Now I require him to spend at least thirty minutes a day reading or listening (or watching) and then he is required to journal these three simple things:
1. THE DATE
2. WHAT HE READ/LISTENED TO etc. (book title and chapter/page, etc. cite it specifically so he can find it later if he wants to.)
3. ONE TAKE-HOME LESSON OR TRUTH HE LEARNED THAT DAY.
At first there was a little push-back. “No way Mom–I’m too busy!” “I’m reading so much for school already!” “I already do devotions every day.” “Why?….”
I didn’t let him sway me. Nope. Add the thirty minutes. Write it down. Just do what I say and don’t argue. (I’m sweet like that.) I had to
harp on gently remind him every day at first. I checked his journal and got on him if he was not taking notes. I was determined.
But soon it became a habit.
A full month into it, I began to see changes. I found the most amazing things in his journal. (He agreed that I could read this particular journal.) I saw notes about areas that he needed to work on. Quotes. Stories about people who inspired him. He was appreciating character qualities from great writers and inspiring people from history.
I only required one line in the journal, but most days he had full pages.
True to our family style, we are not super rigid about how this is done. And he doesn’t usually fit in seven days a week. I’d say he’s averaging five. But the cool thing is, he likes it! When one book is completed, he might listen to a podcast series for a couple of days. Then on to the next book. I might pick out a few blog posts to assign him for a day or two, trying to keep things interesting. Often, he likes the books so much he reads them at night as well as in his morning “character time”.

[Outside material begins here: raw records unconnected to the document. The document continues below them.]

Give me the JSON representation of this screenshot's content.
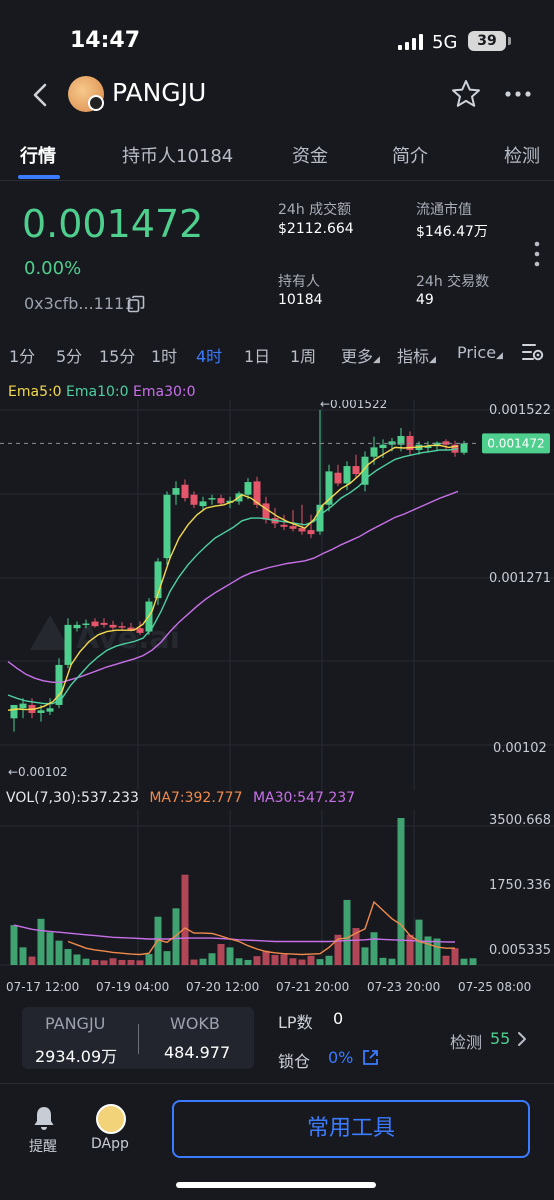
{
  "status_bar": {
    "time": "14:47",
    "network": "5G",
    "battery": "39"
  },
  "header": {
    "title": "PANGJU"
  },
  "tabs": [
    {
      "label": "行情",
      "active": true
    },
    {
      "label": "持币人10184"
    },
    {
      "label": "资金"
    },
    {
      "label": "简介"
    },
    {
      "label": "检测"
    }
  ],
  "price": {
    "value": "0.001472",
    "change": "0.00%",
    "address": "0x3cfb...1111"
  },
  "stats": [
    {
      "label": "24h 成交额",
      "value": "$2112.664"
    },
    {
      "label": "流通市值",
      "value": "$146.47万"
    },
    {
      "label": "持有人",
      "value": "10184"
    },
    {
      "label": "24h 交易数",
      "value": "49"
    }
  ],
  "intervals": [
    "1分",
    "5分",
    "15分",
    "1时",
    "4时",
    "1日",
    "1周"
  ],
  "active_interval": "4时",
  "menus": {
    "more": "更多",
    "indicator": "指标",
    "price": "Price"
  },
  "ema_legend": {
    "ema5": "Ema5:0",
    "ema10": "Ema10:0",
    "ema30": "Ema30:0"
  },
  "vol_legend": {
    "vol": "VOL(7,30):537.233",
    "ma7": "MA7:392.777",
    "ma30": "MA30:547.237"
  },
  "colors": {
    "up": "#4fcf8e",
    "down": "#e5566b",
    "ema5": "#f3d94e",
    "ema10": "#4fd0a0",
    "ema30": "#c870e8",
    "accent": "#3b7bff"
  },
  "chart_data": {
    "type": "candlestick",
    "price_axis": {
      "ticks": [
        "0.001522",
        "0.001271",
        "0.00102"
      ],
      "ylim": [
        0.00102,
        0.001522
      ]
    },
    "current_price_label": "0.001472",
    "high_annotation": "←0.001522",
    "low_annotation": "←0.00102",
    "watermark": "Ave.ai",
    "x_ticks": [
      "07-17 12:00",
      "07-19 04:00",
      "07-20 12:00",
      "07-21 20:00",
      "07-23 20:00",
      "07-25 08:00"
    ],
    "candles": [
      {
        "o": 0.00106,
        "h": 0.00108,
        "l": 0.00104,
        "c": 0.00108
      },
      {
        "o": 0.001075,
        "h": 0.00109,
        "l": 0.00106,
        "c": 0.001082
      },
      {
        "o": 0.00108,
        "h": 0.00109,
        "l": 0.00106,
        "c": 0.001068
      },
      {
        "o": 0.001068,
        "h": 0.00108,
        "l": 0.001055,
        "c": 0.001072
      },
      {
        "o": 0.00107,
        "h": 0.00109,
        "l": 0.001065,
        "c": 0.001075
      },
      {
        "o": 0.00108,
        "h": 0.00115,
        "l": 0.001075,
        "c": 0.00114
      },
      {
        "o": 0.00114,
        "h": 0.00121,
        "l": 0.001135,
        "c": 0.0012
      },
      {
        "o": 0.001195,
        "h": 0.001205,
        "l": 0.00119,
        "c": 0.0012
      },
      {
        "o": 0.0012,
        "h": 0.001208,
        "l": 0.001195,
        "c": 0.001202
      },
      {
        "o": 0.001205,
        "h": 0.00121,
        "l": 0.001196,
        "c": 0.001198
      },
      {
        "o": 0.001203,
        "h": 0.00121,
        "l": 0.001196,
        "c": 0.0012
      },
      {
        "o": 0.0012,
        "h": 0.001206,
        "l": 0.001192,
        "c": 0.001196
      },
      {
        "o": 0.001198,
        "h": 0.001204,
        "l": 0.001193,
        "c": 0.001197
      },
      {
        "o": 0.001196,
        "h": 0.001203,
        "l": 0.00119,
        "c": 0.001192
      },
      {
        "o": 0.001195,
        "h": 0.001205,
        "l": 0.001185,
        "c": 0.001188
      },
      {
        "o": 0.00119,
        "h": 0.00124,
        "l": 0.001185,
        "c": 0.001235
      },
      {
        "o": 0.00124,
        "h": 0.0013,
        "l": 0.00123,
        "c": 0.001295
      },
      {
        "o": 0.0013,
        "h": 0.0014,
        "l": 0.00129,
        "c": 0.001395
      },
      {
        "o": 0.001395,
        "h": 0.001415,
        "l": 0.00138,
        "c": 0.001405
      },
      {
        "o": 0.00141,
        "h": 0.001418,
        "l": 0.001385,
        "c": 0.00139
      },
      {
        "o": 0.001395,
        "h": 0.0014,
        "l": 0.001375,
        "c": 0.00138
      },
      {
        "o": 0.001378,
        "h": 0.001392,
        "l": 0.001372,
        "c": 0.001385
      },
      {
        "o": 0.001388,
        "h": 0.001395,
        "l": 0.00138,
        "c": 0.00139
      },
      {
        "o": 0.00139,
        "h": 0.001395,
        "l": 0.001378,
        "c": 0.001382
      },
      {
        "o": 0.001383,
        "h": 0.001392,
        "l": 0.001375,
        "c": 0.001386
      },
      {
        "o": 0.001385,
        "h": 0.0014,
        "l": 0.00138,
        "c": 0.001397
      },
      {
        "o": 0.001395,
        "h": 0.00142,
        "l": 0.001388,
        "c": 0.001414
      },
      {
        "o": 0.001415,
        "h": 0.001422,
        "l": 0.001375,
        "c": 0.00138
      },
      {
        "o": 0.001382,
        "h": 0.001392,
        "l": 0.001352,
        "c": 0.001358
      },
      {
        "o": 0.00136,
        "h": 0.001375,
        "l": 0.001345,
        "c": 0.001352
      },
      {
        "o": 0.00135,
        "h": 0.001365,
        "l": 0.001342,
        "c": 0.001347
      },
      {
        "o": 0.001348,
        "h": 0.001372,
        "l": 0.00134,
        "c": 0.001344
      },
      {
        "o": 0.001345,
        "h": 0.00138,
        "l": 0.001335,
        "c": 0.00134
      },
      {
        "o": 0.001342,
        "h": 0.001365,
        "l": 0.00133,
        "c": 0.001336
      },
      {
        "o": 0.00134,
        "h": 0.001522,
        "l": 0.001335,
        "c": 0.00138
      },
      {
        "o": 0.00138,
        "h": 0.00144,
        "l": 0.00137,
        "c": 0.00143
      },
      {
        "o": 0.001428,
        "h": 0.00144,
        "l": 0.001408,
        "c": 0.001412
      },
      {
        "o": 0.001412,
        "h": 0.001445,
        "l": 0.001402,
        "c": 0.001438
      },
      {
        "o": 0.001438,
        "h": 0.001455,
        "l": 0.00142,
        "c": 0.001426
      },
      {
        "o": 0.00141,
        "h": 0.00146,
        "l": 0.0014,
        "c": 0.001452
      },
      {
        "o": 0.001452,
        "h": 0.001482,
        "l": 0.00144,
        "c": 0.001466
      },
      {
        "o": 0.001465,
        "h": 0.001478,
        "l": 0.00145,
        "c": 0.00147
      },
      {
        "o": 0.00147,
        "h": 0.00148,
        "l": 0.00146,
        "c": 0.001475
      },
      {
        "o": 0.00147,
        "h": 0.001495,
        "l": 0.00146,
        "c": 0.001483
      },
      {
        "o": 0.001483,
        "h": 0.00149,
        "l": 0.001455,
        "c": 0.001462
      },
      {
        "o": 0.001462,
        "h": 0.001475,
        "l": 0.001455,
        "c": 0.00147
      },
      {
        "o": 0.001465,
        "h": 0.001475,
        "l": 0.001458,
        "c": 0.001468
      },
      {
        "o": 0.001468,
        "h": 0.001475,
        "l": 0.001462,
        "c": 0.001473
      },
      {
        "o": 0.001475,
        "h": 0.001478,
        "l": 0.001462,
        "c": 0.00147
      },
      {
        "o": 0.00147,
        "h": 0.001476,
        "l": 0.001452,
        "c": 0.001458
      },
      {
        "o": 0.001458,
        "h": 0.001476,
        "l": 0.001455,
        "c": 0.001472
      }
    ],
    "ema5": [
      0.001072,
      0.001074,
      0.001073,
      0.001074,
      0.001078,
      0.001085,
      0.0011,
      0.00114,
      0.00116,
      0.001175,
      0.001185,
      0.00119,
      0.001192,
      0.001192,
      0.001192,
      0.001201,
      0.00122,
      0.00126,
      0.0013,
      0.00133,
      0.00135,
      0.001365,
      0.001375,
      0.001378,
      0.00138,
      0.001385,
      0.001395,
      0.00139,
      0.00138,
      0.001371,
      0.001362,
      0.001355,
      0.00135,
      0.001345,
      0.001358,
      0.00138,
      0.001392,
      0.001404,
      0.001412,
      0.001424,
      0.00144,
      0.00145,
      0.001458,
      0.001466,
      0.001465,
      0.001466,
      0.001467,
      0.001469,
      0.001469,
      0.001466,
      0.001468
    ],
    "ema10": [
      0.001095,
      0.00109,
      0.001086,
      0.001084,
      0.001082,
      0.001082,
      0.00109,
      0.00111,
      0.001125,
      0.00114,
      0.001152,
      0.001162,
      0.001168,
      0.001172,
      0.001175,
      0.00118,
      0.001195,
      0.00122,
      0.00125,
      0.001272,
      0.00129,
      0.001305,
      0.001318,
      0.00133,
      0.001338,
      0.001346,
      0.001356,
      0.00136,
      0.00136,
      0.001358,
      0.001356,
      0.001354,
      0.001352,
      0.00135,
      0.001355,
      0.001368,
      0.001378,
      0.00139,
      0.001398,
      0.001408,
      0.001422,
      0.001432,
      0.00144,
      0.001448,
      0.001452,
      0.001455,
      0.001458,
      0.00146,
      0.001462,
      0.001462,
      0.001464
    ],
    "ema30": [
      0.001145,
      0.001135,
      0.001126,
      0.00112,
      0.001116,
      0.001114,
      0.001114,
      0.001118,
      0.001122,
      0.001127,
      0.001132,
      0.001137,
      0.001141,
      0.001145,
      0.001149,
      0.001154,
      0.001162,
      0.001174,
      0.00119,
      0.001204,
      0.001216,
      0.001228,
      0.001239,
      0.001248,
      0.001256,
      0.001264,
      0.001272,
      0.001278,
      0.001282,
      0.001286,
      0.001289,
      0.001292,
      0.001294,
      0.001296,
      0.0013,
      0.001307,
      0.001313,
      0.00132,
      0.001326,
      0.001332,
      0.00134,
      0.001347,
      0.001354,
      0.001361,
      0.001366,
      0.001372,
      0.001378,
      0.001384,
      0.00139,
      0.001395,
      0.0014
    ],
    "volume_axis": {
      "ticks": [
        "3500.668",
        "1750.336",
        "0.005335"
      ],
      "ylim": [
        0,
        3500.668
      ]
    },
    "volume": [
      950,
      420,
      200,
      1100,
      780,
      580,
      380,
      250,
      150,
      120,
      110,
      160,
      120,
      120,
      110,
      260,
      1150,
      330,
      1350,
      2150,
      130,
      150,
      280,
      500,
      420,
      160,
      120,
      210,
      340,
      240,
      250,
      160,
      130,
      220,
      140,
      220,
      720,
      1550,
      880,
      420,
      780,
      170,
      150,
      3500,
      720,
      1080,
      680,
      630,
      220,
      400,
      150,
      160
    ],
    "ma7": [
      null,
      null,
      null,
      null,
      null,
      null,
      560,
      480,
      400,
      360,
      330,
      300,
      280,
      260,
      250,
      280,
      600,
      540,
      700,
      880,
      760,
      760,
      750,
      690,
      620,
      560,
      460,
      380,
      320,
      290,
      270,
      260,
      250,
      260,
      270,
      420,
      620,
      640,
      760,
      860,
      1500,
      1300,
      1100,
      960,
      700,
      560,
      500,
      430,
      400,
      400
    ],
    "ma30": [
      950,
      900,
      850,
      820,
      800,
      780,
      760,
      740,
      720,
      700,
      680,
      660,
      650,
      640,
      630,
      620,
      620,
      620,
      630,
      640,
      640,
      640,
      640,
      630,
      620,
      600,
      590,
      580,
      570,
      560,
      560,
      560,
      560,
      560,
      560,
      560,
      570,
      580,
      590,
      600,
      620,
      610,
      600,
      590,
      580,
      570,
      560,
      555,
      550,
      547
    ]
  },
  "bottom_panel": {
    "pair": {
      "base_label": "PANGJU",
      "quote_label": "WOKB",
      "base_value": "2934.09万",
      "quote_value": "484.977"
    },
    "lp_label": "LP数",
    "lp_value": "0",
    "lock_label": "锁仓",
    "lock_value": "0%",
    "detect_label": "检测",
    "detect_value": "55"
  },
  "nav": {
    "reminder": "提醒",
    "dapp": "DApp",
    "tools_button": "常用工具"
  }
}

As of now–over three months into it, I can say this is going well. It’s sticking. I see a difference. I hear different words and I see him choosing different styles of communicating. And…when I do see a struggle with attitude or behavior, I can refer to his journal and suggest he go look over his notes.

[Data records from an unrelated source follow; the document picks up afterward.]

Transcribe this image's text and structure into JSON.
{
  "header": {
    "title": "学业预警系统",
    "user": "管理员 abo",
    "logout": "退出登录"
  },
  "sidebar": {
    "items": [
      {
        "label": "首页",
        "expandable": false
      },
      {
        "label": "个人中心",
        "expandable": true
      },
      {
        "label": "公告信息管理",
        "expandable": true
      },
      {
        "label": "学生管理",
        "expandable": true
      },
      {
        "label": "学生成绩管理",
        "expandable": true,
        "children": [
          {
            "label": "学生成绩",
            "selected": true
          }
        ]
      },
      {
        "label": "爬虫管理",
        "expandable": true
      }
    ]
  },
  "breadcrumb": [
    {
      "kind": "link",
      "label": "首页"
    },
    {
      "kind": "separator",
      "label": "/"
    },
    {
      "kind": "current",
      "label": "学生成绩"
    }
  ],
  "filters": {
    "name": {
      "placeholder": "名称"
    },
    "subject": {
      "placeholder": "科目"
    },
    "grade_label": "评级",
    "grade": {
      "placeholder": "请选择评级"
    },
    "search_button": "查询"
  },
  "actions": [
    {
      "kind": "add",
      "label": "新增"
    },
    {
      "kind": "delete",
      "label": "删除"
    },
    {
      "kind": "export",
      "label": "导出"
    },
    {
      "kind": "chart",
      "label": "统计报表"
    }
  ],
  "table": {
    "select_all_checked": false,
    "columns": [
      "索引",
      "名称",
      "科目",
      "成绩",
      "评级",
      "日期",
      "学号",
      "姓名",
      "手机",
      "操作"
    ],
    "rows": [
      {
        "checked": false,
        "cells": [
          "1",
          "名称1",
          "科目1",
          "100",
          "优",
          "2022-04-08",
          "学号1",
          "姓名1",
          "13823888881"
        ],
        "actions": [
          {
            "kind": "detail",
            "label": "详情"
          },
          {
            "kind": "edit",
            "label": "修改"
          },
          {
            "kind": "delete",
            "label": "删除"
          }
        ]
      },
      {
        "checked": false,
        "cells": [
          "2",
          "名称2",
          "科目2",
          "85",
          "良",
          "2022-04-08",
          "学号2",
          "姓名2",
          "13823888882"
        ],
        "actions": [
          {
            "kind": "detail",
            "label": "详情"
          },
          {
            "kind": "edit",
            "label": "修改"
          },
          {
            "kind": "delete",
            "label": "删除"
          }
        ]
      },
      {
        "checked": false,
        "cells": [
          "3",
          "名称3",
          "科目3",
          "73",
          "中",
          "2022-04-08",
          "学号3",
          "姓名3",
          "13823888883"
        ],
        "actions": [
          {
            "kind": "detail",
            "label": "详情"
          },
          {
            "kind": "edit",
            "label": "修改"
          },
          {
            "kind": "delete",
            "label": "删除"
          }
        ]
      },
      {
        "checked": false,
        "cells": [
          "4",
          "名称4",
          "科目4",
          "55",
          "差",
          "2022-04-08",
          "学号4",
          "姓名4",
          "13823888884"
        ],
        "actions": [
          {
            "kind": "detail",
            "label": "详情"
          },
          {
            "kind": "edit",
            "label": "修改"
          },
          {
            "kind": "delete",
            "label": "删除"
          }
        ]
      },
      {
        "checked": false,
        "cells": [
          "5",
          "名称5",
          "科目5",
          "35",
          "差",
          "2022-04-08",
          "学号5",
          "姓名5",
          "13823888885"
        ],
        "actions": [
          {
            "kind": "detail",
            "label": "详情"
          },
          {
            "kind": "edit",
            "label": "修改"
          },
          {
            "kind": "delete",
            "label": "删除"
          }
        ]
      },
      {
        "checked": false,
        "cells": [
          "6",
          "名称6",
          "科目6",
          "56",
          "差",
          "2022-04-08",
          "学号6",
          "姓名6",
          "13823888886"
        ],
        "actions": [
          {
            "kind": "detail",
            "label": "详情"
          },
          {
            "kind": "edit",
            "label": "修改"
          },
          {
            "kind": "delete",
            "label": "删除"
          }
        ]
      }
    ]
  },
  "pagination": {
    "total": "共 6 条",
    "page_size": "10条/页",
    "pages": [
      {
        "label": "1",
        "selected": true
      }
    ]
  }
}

Because self-correction is so much more valuable than Mom-correction.
I’ll list the books and other resources I have used in our lineup so far. I’m sure there are many more great options out there, and I am absolutely gathering more things to add to my list as I go. (I didn’t exactly plan this in advance.) If you have any to add to the list, feel free to leave a note in comments.
As for my son, the requirement is that the resources we use are #1: focused on character, and #2: In alignment with God’s Word (even if they aren’t “Christian books”.)

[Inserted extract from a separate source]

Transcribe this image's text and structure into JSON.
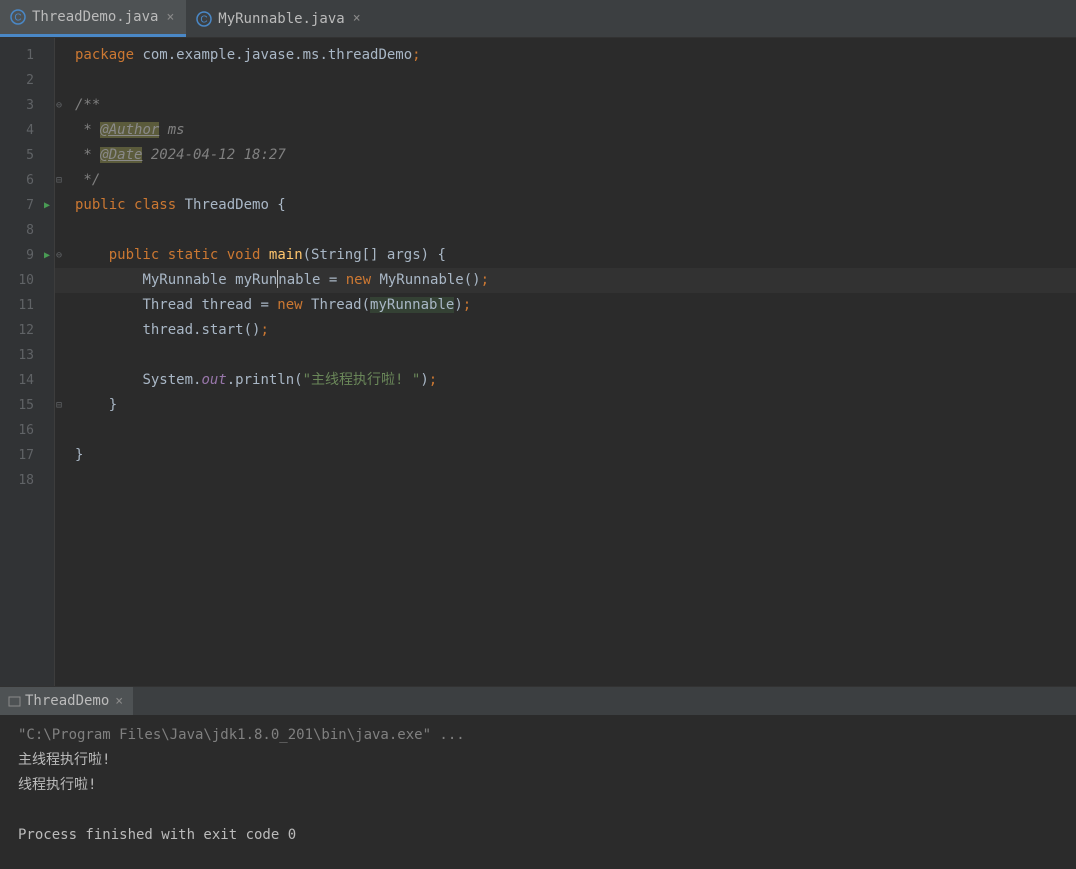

Here’s the books he has read or on the list to be read*:
Also: some individual blog posts, Ted Talks, Youtube videos, and chapters taken from books I have read.
PROVERBS: I don’t know if it fits under their devotions, or Character Training time, but I also ask my boys to read one chapter of Proverbs every day as well. (with 31 chapters, it is super easy to read one for each day of the month!) In my opinion, Proverbs is the greatest character training, wisdom-building tool available!
Please keep in mind: Character is a big topic and forming character is best developed through intentional parenting and a lot of consistent communication and effort. Our new “character training” assignment is just one helpful tool we are using. With that said, I am really excited to see the difference it is making!
Leave me a comment with your thoughts on teens and character, or tools you use to instill character qualities in your kids.
PS I am personally reading this book right now and absolutely loving it: Raising Grateful Kids in an Entitled World: How One Family Learned That Saying No Can Lead to Life’s Biggest Yes
*Some of the books mentioned have Amazon affiliate links. This means that if you click-through my link and buy something, I will benefit a few cents from each purchase. Thank you for supporting my blog in this way! 🙂